• About this exercise
Please give the entries again in full and exactly, without any picture.
[[ Given records, beginning ]]
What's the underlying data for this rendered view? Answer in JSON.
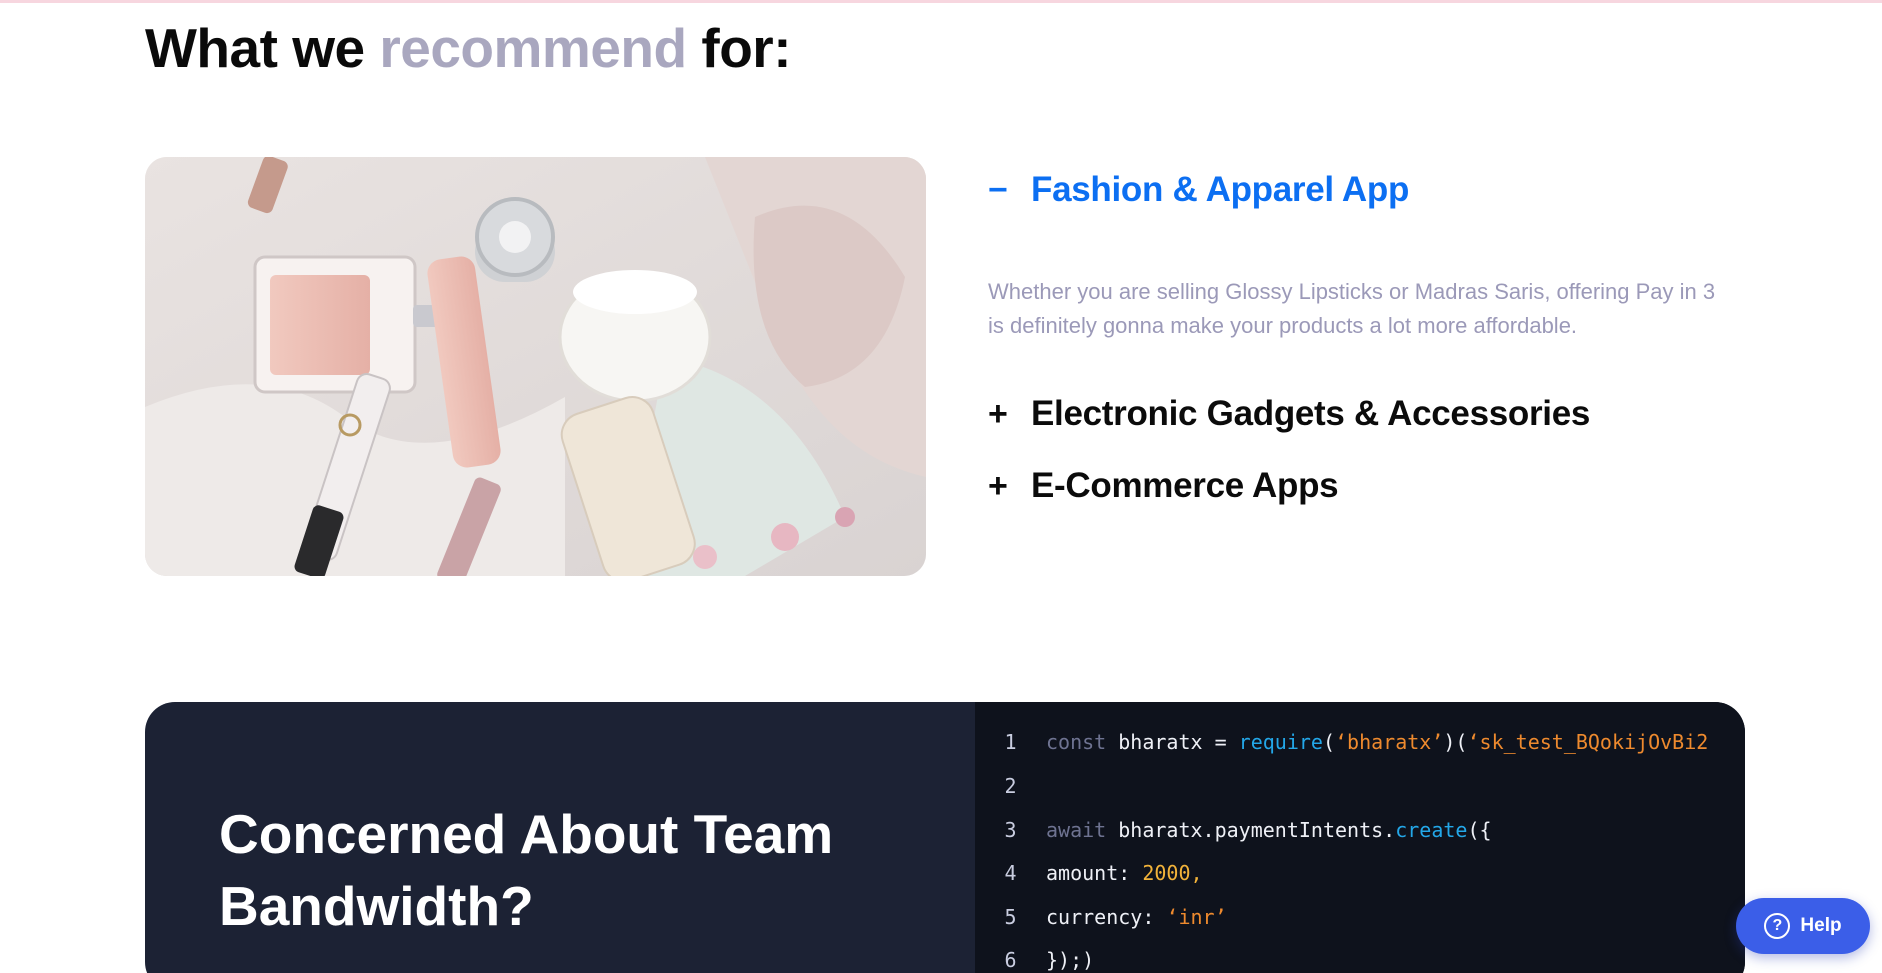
{
  "section": {
    "heading_part1": "What we",
    "heading_accent": "recommend",
    "heading_part2": "for:"
  },
  "photo": {
    "alt": "cosmetics and lipsticks flat lay"
  },
  "accordion": [
    {
      "icon": "−",
      "title": "Fashion & Apparel App",
      "expanded": true,
      "description": "Whether you are selling Glossy Lipsticks or Madras Saris, offering Pay in 3 is definitely gonna make your products a lot more affordable."
    },
    {
      "icon": "+",
      "title": "Electronic Gadgets & Accessories",
      "expanded": false
    },
    {
      "icon": "+",
      "title": "E-Commerce Apps",
      "expanded": false
    }
  ],
  "team_section": {
    "title": "Concerned About Team Bandwidth?"
  },
  "code": {
    "lines": [
      {
        "n": "1",
        "kw": "const",
        "a": " bharatx = ",
        "fn": "require",
        "b": "(",
        "s1": "‘bharatx’",
        "c": ")(",
        "s2": "‘sk_test_BQokijOvBi2"
      },
      {
        "n": "2"
      },
      {
        "n": "3",
        "kw": "await",
        "a": " bharatx.paymentIntents.",
        "fn": "create",
        "b": "({"
      },
      {
        "n": "4",
        "a": "amount: ",
        "num": "2000",
        "b": ","
      },
      {
        "n": "5",
        "a": "currency: ",
        "s1": "‘inr’"
      },
      {
        "n": "6",
        "a": "});)"
      }
    ]
  },
  "help": {
    "label": "Help",
    "icon": "help-circle-icon"
  },
  "colors": {
    "accent_blue": "#0c6ff2",
    "muted_purple": "#a9a7bf",
    "dark_card": "#1c2234",
    "help_button": "#3b5ee8"
  }
}
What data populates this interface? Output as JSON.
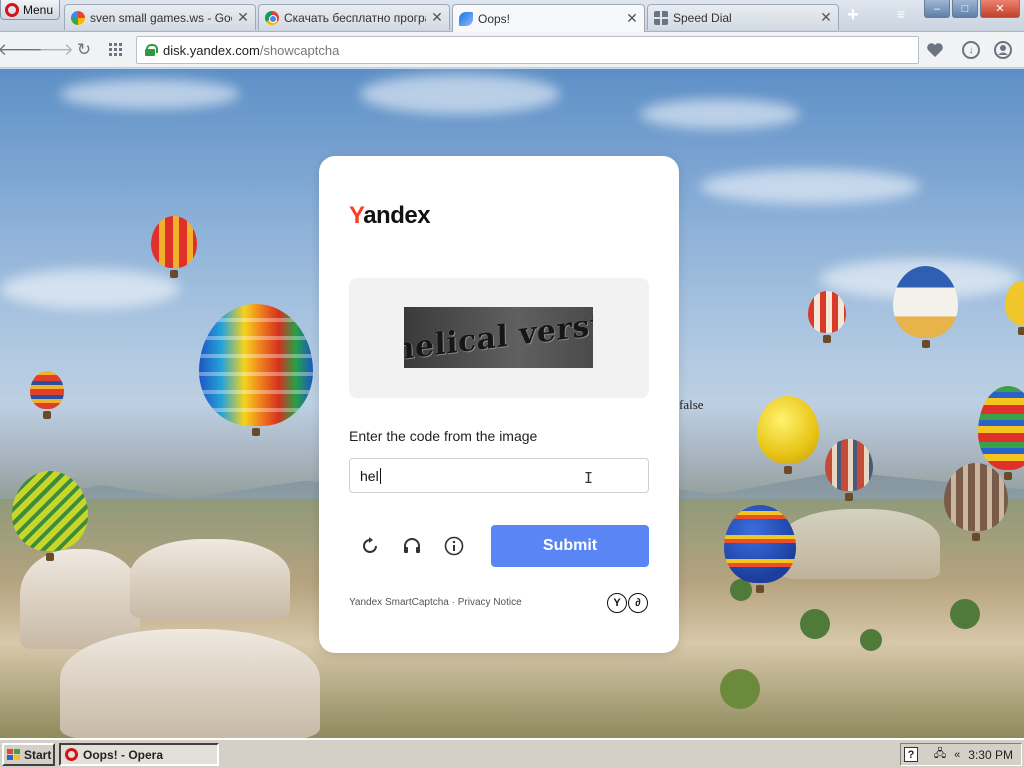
{
  "browser": {
    "menu_label": "Menu",
    "tabs": [
      {
        "title": "sven small games.ws - Google",
        "icon": "google-icon",
        "active": false
      },
      {
        "title": "Скачать бесплатно програм",
        "icon": "chrome-icon",
        "active": false
      },
      {
        "title": "Oops!",
        "icon": "yandex-disk-icon",
        "active": true
      },
      {
        "title": "Speed Dial",
        "icon": "speed-dial-icon",
        "active": false
      }
    ],
    "new_tab_symbol": "+",
    "tab_menu_symbol": "≡",
    "window_buttons": {
      "minimize": "–",
      "maximize": "□",
      "close": "✕"
    },
    "address": {
      "host": "disk.yandex.com",
      "path": "/showcaptcha"
    }
  },
  "page": {
    "stray_text": "false"
  },
  "captcha": {
    "logo": {
      "first_letter": "Y",
      "rest": "andex",
      "accent_color": "#fc3f1d"
    },
    "image_text": "helical verst",
    "prompt": "Enter the code from the image",
    "input_value": "hel",
    "submit_label": "Submit",
    "submit_color": "#5a86f5",
    "footer_text": "Yandex SmartCaptcha · Privacy Notice",
    "footer_logos": [
      "Y",
      "∂"
    ]
  },
  "taskbar": {
    "start_label": "Start",
    "task_label": "Oops! - Opera",
    "help_symbol": "?",
    "tray_arrows": "«",
    "clock": "3:30 PM"
  }
}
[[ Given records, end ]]
• Task result
What's the underlying data for this rendered view? Answer in JSON.
{
  "section": {
    "heading_part1": "What we",
    "heading_accent": "recommend",
    "heading_part2": "for:"
  },
  "photo": {
    "alt": "cosmetics and lipsticks flat lay"
  },
  "accordion": [
    {
      "icon": "−",
      "title": "Fashion & Apparel App",
      "expanded": true,
      "description": "Whether you are selling Glossy Lipsticks or Madras Saris, offering Pay in 3 is definitely gonna make your products a lot more affordable."
    },
    {
      "icon": "+",
      "title": "Electronic Gadgets & Accessories",
      "expanded": false
    },
    {
      "icon": "+",
      "title": "E-Commerce Apps",
      "expanded": false
    }
  ],
  "team_section": {
    "title": "Concerned About Team Bandwidth?"
  },
  "code": {
    "lines": [
      {
        "n": "1",
        "kw": "const",
        "a": " bharatx = ",
        "fn": "require",
        "b": "(",
        "s1": "‘bharatx’",
        "c": ")(",
        "s2": "‘sk_test_BQokijOvBi2"
      },
      {
        "n": "2"
      },
      {
        "n": "3",
        "kw": "await",
        "a": " bharatx.paymentIntents.",
        "fn": "create",
        "b": "({"
      },
      {
        "n": "4",
        "a": "amount: ",
        "num": "2000",
        "b": ","
      },
      {
        "n": "5",
        "a": "currency: ",
        "s1": "‘inr’"
      },
      {
        "n": "6",
        "a": "});)"
      }
    ]
  },
  "help": {
    "label": "Help",
    "icon": "help-circle-icon"
  },
  "colors": {
    "accent_blue": "#0c6ff2",
    "muted_purple": "#a9a7bf",
    "dark_card": "#1c2234",
    "help_button": "#3b5ee8"
  }
}
What data populates this interface? Output as JSON.
{
  "browser": {
    "menu_label": "Menu",
    "tabs": [
      {
        "title": "sven small games.ws - Google",
        "icon": "google-icon",
        "active": false
      },
      {
        "title": "Скачать бесплатно програм",
        "icon": "chrome-icon",
        "active": false
      },
      {
        "title": "Oops!",
        "icon": "yandex-disk-icon",
        "active": true
      },
      {
        "title": "Speed Dial",
        "icon": "speed-dial-icon",
        "active": false
      }
    ],
    "new_tab_symbol": "+",
    "tab_menu_symbol": "≡",
    "window_buttons": {
      "minimize": "–",
      "maximize": "□",
      "close": "✕"
    },
    "address": {
      "host": "disk.yandex.com",
      "path": "/showcaptcha"
    }
  },
  "page": {
    "stray_text": "false"
  },
  "captcha": {
    "logo": {
      "first_letter": "Y",
      "rest": "andex",
      "accent_color": "#fc3f1d"
    },
    "image_text": "helical verst",
    "prompt": "Enter the code from the image",
    "input_value": "hel",
    "submit_label": "Submit",
    "submit_color": "#5a86f5",
    "footer_text": "Yandex SmartCaptcha · Privacy Notice",
    "footer_logos": [
      "Y",
      "∂"
    ]
  },
  "taskbar": {
    "start_label": "Start",
    "task_label": "Oops! - Opera",
    "help_symbol": "?",
    "tray_arrows": "«",
    "clock": "3:30 PM"
  }
}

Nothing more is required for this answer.